Diggs raised his head slowly, and with theatrical effect answered, "I give the cussed scoun'rel the doggonest drubbin' a mortal maleyfactor ever got and let him go. That was nearly two weeks ago, and he ain't showed up since, dag him!"
"You win, Mr. Ananias!" said Bunch, handing Diggs a ten dollar bill, as he whispered to me, "That story is worth the money."
"What's that for?" inquired Diggs, somewhat taken aback.
"That's my contribution to the reward for the robber," Bunch told him.
"Well," spluttered Diggs; "it don't seem zactly right, seein' as how I on'y pulled the cuss out of his clothes and then let him go with a lambastin'."
"The ten-spot is for the clothes you pulled him out of," Bunch said, picking up the garments and handing them to me. "Keep them, John, as a souvenir of your first burglar—and true friend, Bunch!"
I took them reverently, and said, "For your sake, Bunch, they'll be handed down from generation to generation."
Clara J. blushed and said, "Oh, John!" and I thought Uncle Peter would chuckle himself into a delirium.
"Good-night, Mr. Ananias!" Bunch called, as Diggs made a farewell bow and turned to go.
"Good-night, one and all," replied Diggs, then a thought struck him and he turned with, "Say, who's this here Mr. Annienias? Seems like the name's familiar, but it ain't mine."
"Mr. Ananias is the first detective mentioned in history," Bunch explained, and Mr. Diggs beamed over us all.
"Wait a moment, Mr. Officer," Aunt Martha piped in; "have a drop of refreshment before you go. Tacks, run in and pour Mr. Officer a drink from that bottle on the sideboard!"
Diggs stood there swallowing his palate in delightful anticipation until Tacks handed him a brimming glass from which the brave thief-taker took one eager mouthful, whereupon he emitted a shriek of terror that could be heard for miles.
"Water! water! quick! I'm a'burnin' up!" cried the astonished Diggs.
Uncle Peter in his eagerness to quench the flames poured half a pitcher full of ice water down the back of Diggs' neck.
"It ain't there, it's down my throat!" yelled the unfortunate Harmony, whereupon Uncle Peter poured the rest of the ice water over the constable's head.
When, finally, the old fellow was revived he faintly declined any more refreshment, and with a sad "good-night," faded away in the twilight.

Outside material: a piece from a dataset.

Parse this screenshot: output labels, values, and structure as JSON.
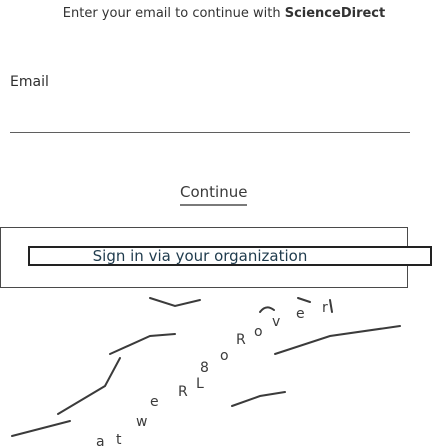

"Gee!" exclaimed Tacks, as he watched the retreating form, "I'm afraid I upset some tobascum sauce in that glass by mistake."
Presently, Bunch went off to the depot to take a train back to the city, and for some little time we sat in silence on the piazza.
"Grand, isn't it?" Uncle Peter said, breaking the spell. "Couldn't be any nicer, now, could it?" Then he went over and stood near Clara J.
"Little woman," he said; "ever since we first talked of moving out here I noticed how worried John was."
"So did I," she answered, taking my hand in hers.
"A day or two ago I found out what the trouble was," the old gentleman continued; "this property was too heavy a load for a young man to carry, especially when he's just married, so I bought it from him!"
Before Clara J. could express a word Uncle Peter put his arm around Aunt Martha's waist and continued, "Aunt Martha and I talked it all over last night and in celebration of your second anniversary we want you to accept this little present," and with this he placed a document in Clara J.'s hands.
"It's the deed to the property," Aunt Martha said, "all for you, Clara J., but if you don't mind, we'd like to live here!"
"Yes," said Uncle Peter; "that garden certainly needs someone to look after it!"
Clara J. was crying softly and hugging Aunt Martha,
My own eyes were damp and I yearned to have somebody run the lawn mower over me.
"I'll race you down to the gate and back," I suggested.
"You're on," laughed Uncle Peter; "I believe I do need a little exercise!"